To conclude, even though the chosen advertisement is rather simple, it is immensely powerful in terms of creating a positive attitude towards the brand. Visual rhetoric is commonly used in marketing as a tool for the visualization of emotions. The chosen advertising of Coca-Cola aims to revoke fond memories of the audience and establish a link between the concepts of happiness and joy and the brand. The ad’s required effect was achieved by the utilization of such elements as a lovely couple with smiles on their faces, a warm color scheme and light, and the bottle with the logo in the hands of the girl. This advertising poster talks without words and unobtrusively makes the audience think that happiness is where Coca-Cola is.
Bell, Emma, and Jane Davison. “Visual Management Studies: Empirical and Theoretical Approaches”. International Journal of Management Reviews, vol. 15, no. 2, 2013, pp. 167-184. Web.
Chu, Bodi. “Analysis on the Success of Coca-Cola Marketing Strategy.” 2020 2nd International Conference on Economic Management and Cultural Industry, 2020.
Danesi, Marcel. “Visual Rhetoric and Semiotic”. Oxford Research Encyclopedia of Communication. 2017, pp. 1-19. Web.
Friedman, Lauren. “Why Nostalgia Marketing Works So Well With Millennials, And How Your Brand Can Benefit”. Forbes, 2016, Web.

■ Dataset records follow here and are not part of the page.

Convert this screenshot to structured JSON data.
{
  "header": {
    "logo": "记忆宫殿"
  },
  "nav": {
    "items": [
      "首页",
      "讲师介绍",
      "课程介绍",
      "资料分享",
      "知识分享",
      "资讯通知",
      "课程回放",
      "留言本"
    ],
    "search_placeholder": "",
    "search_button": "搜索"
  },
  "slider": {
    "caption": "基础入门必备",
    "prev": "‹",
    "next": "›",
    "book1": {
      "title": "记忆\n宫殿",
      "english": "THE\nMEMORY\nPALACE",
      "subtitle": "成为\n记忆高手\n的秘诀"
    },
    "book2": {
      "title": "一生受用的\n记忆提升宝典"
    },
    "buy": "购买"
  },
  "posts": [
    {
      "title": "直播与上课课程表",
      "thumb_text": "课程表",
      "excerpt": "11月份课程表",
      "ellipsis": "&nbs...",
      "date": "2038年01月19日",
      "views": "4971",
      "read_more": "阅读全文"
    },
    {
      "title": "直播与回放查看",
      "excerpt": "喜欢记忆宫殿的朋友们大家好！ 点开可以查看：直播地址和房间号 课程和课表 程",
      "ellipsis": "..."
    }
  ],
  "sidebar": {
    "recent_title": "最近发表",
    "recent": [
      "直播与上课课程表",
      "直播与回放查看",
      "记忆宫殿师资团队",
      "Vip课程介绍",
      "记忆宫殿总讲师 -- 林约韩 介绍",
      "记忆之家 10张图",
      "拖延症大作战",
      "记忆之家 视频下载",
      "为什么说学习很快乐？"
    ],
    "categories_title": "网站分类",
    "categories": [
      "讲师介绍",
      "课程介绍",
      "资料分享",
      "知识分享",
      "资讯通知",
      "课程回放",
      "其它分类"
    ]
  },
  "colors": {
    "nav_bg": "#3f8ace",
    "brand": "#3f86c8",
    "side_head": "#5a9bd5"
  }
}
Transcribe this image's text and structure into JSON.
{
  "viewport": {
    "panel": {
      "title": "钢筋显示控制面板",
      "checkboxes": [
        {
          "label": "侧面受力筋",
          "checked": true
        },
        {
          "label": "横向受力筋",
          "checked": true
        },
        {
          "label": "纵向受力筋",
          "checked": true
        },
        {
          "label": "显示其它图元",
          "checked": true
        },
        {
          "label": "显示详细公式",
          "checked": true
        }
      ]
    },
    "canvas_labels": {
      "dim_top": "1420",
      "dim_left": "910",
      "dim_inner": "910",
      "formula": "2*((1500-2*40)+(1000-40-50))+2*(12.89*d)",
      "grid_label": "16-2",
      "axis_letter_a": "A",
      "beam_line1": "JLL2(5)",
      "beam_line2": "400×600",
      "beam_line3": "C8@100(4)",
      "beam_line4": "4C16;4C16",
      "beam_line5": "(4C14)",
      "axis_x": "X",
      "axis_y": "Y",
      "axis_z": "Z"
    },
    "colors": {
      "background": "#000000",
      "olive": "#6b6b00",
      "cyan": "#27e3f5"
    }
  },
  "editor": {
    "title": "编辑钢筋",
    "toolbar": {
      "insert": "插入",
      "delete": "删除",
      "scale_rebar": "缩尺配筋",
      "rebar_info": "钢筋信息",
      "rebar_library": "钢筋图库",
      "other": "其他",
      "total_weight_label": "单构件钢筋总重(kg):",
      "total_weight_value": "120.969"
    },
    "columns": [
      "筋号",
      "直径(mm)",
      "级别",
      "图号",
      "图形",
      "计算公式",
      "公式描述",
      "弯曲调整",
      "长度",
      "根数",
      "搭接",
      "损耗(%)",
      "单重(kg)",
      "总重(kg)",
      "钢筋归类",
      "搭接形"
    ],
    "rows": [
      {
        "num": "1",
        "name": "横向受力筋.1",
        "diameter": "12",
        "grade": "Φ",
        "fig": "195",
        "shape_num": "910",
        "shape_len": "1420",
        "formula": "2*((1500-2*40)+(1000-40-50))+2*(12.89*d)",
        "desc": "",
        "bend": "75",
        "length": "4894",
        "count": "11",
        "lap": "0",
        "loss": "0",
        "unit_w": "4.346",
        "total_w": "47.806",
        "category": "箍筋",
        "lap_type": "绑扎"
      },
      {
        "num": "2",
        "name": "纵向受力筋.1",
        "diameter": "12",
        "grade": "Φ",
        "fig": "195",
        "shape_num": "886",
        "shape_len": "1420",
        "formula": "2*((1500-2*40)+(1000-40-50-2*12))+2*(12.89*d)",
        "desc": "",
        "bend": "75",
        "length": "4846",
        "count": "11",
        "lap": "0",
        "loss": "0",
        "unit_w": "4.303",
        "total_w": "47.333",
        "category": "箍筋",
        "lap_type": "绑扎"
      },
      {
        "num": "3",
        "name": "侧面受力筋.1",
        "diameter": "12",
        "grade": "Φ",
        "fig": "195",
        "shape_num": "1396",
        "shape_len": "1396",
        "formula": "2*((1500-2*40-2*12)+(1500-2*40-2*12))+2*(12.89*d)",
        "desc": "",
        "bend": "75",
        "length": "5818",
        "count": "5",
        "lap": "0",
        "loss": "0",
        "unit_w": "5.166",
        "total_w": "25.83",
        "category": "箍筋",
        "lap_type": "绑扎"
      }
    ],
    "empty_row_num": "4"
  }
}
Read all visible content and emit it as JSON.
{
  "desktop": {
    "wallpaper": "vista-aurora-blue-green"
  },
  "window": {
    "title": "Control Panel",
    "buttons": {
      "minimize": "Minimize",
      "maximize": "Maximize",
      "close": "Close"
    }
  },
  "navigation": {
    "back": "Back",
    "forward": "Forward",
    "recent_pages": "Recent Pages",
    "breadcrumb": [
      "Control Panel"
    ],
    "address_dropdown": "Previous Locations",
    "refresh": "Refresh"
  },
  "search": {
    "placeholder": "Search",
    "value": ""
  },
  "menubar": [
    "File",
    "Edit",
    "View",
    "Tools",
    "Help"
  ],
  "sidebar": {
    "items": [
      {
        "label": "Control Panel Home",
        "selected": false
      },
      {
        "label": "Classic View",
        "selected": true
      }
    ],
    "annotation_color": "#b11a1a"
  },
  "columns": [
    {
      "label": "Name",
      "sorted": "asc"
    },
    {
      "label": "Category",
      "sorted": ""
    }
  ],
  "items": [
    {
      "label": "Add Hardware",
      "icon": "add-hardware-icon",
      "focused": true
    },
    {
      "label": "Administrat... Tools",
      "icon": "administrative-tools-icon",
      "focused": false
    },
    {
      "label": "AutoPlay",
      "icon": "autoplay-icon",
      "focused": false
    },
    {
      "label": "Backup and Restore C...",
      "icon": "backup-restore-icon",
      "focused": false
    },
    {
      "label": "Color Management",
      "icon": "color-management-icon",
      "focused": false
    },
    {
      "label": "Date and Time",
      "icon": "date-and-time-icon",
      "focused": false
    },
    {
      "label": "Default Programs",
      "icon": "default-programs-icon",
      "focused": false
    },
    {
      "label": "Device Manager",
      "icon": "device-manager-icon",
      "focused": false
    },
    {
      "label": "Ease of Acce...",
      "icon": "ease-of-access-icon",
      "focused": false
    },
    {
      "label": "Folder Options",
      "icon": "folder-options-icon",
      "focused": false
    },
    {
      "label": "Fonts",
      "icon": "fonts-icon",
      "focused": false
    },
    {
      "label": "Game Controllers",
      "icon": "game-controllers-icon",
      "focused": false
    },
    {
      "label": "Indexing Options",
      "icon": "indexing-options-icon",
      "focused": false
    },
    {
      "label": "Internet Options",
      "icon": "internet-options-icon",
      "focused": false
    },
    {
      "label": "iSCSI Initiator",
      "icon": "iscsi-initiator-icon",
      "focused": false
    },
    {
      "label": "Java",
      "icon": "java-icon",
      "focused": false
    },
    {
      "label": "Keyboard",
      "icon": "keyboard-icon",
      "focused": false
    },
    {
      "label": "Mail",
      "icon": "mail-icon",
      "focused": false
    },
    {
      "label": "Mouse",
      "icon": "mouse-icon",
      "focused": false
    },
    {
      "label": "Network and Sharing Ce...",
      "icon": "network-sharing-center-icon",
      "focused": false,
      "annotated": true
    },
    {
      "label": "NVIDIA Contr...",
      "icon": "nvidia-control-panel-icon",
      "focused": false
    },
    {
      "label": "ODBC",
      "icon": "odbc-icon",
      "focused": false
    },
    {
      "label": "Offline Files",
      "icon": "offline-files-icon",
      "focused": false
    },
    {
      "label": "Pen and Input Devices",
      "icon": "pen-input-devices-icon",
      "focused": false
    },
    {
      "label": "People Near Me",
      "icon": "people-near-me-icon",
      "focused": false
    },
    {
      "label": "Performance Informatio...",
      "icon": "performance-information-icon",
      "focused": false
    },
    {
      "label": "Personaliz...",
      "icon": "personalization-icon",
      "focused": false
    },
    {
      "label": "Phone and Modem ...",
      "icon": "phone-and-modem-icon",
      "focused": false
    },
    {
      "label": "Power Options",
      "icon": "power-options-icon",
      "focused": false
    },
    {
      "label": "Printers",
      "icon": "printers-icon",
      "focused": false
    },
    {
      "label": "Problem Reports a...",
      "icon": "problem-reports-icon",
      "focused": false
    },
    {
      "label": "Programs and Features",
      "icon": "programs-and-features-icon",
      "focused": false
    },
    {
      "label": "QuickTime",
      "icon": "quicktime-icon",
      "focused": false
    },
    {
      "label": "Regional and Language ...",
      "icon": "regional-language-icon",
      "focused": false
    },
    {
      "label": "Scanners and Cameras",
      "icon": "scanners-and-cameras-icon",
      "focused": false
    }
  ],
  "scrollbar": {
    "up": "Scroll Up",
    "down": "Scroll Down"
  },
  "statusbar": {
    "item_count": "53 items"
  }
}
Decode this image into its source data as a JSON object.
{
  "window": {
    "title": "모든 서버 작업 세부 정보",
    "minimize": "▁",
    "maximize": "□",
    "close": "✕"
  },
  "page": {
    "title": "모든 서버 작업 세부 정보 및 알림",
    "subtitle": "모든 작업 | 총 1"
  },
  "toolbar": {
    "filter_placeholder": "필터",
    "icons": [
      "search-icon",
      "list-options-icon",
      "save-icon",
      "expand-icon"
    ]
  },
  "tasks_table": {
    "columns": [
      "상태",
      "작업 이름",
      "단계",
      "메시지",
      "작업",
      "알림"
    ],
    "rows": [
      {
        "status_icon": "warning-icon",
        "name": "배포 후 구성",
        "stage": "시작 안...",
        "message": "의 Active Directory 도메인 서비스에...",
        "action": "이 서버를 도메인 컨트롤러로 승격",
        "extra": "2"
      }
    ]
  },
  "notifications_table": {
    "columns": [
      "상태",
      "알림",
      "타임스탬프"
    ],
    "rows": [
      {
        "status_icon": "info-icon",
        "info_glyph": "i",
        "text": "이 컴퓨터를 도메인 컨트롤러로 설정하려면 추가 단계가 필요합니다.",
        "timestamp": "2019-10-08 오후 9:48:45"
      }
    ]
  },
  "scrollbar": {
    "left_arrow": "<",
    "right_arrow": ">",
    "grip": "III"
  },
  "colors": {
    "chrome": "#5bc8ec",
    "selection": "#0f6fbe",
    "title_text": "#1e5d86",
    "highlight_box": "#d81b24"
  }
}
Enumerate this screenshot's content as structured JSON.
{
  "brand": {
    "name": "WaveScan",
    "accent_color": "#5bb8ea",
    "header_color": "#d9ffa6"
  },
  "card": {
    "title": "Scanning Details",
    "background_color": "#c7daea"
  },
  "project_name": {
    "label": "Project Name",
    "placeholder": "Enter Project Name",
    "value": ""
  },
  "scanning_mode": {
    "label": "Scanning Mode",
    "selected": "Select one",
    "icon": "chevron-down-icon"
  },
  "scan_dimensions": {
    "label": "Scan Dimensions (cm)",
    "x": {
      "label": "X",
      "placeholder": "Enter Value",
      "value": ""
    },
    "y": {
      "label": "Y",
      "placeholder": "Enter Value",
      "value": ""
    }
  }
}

Knittel, Zana, Karolin Beurer, and Adele Berndt. “Brand avoidance among Generation Y consumers”. Qualitative Market Research: An International Journal, vol. 19, no. 1, 2016, pp. 27-43. Web.
Kosiciarova, Ingrida. “Retro Marketing–A Power of Nostalgia Which Works Among The Audience.” Journal of Food Sciences, vol. 13, no. 1, 2019, pp. 148-165.
Lubinski, Kamil. “The Study of Nostalgia-Oriented Strategy Aimed at Millennials on The Example of The Lego Group“. Journal of Intercultural Management, vol. 12, no. 2, 2020, pp. 82-105. Web.
Moore, Karl. “For Millennials, Thinking and Emotions Are Equals — More Or Less”. Forbes, 2017. Web.
Newman, Daniel, Kramer, Shell, and Blanchard, Olivier. “Marketing To Millennials“. Futurum. Technology Insights for Business Leaders, 2016. Web.
Sobrino, Paula Perez. Multimodal Metaphor and Metonymy in Advertising. Vol. 2. John Benjamins Publishing Company, 2017.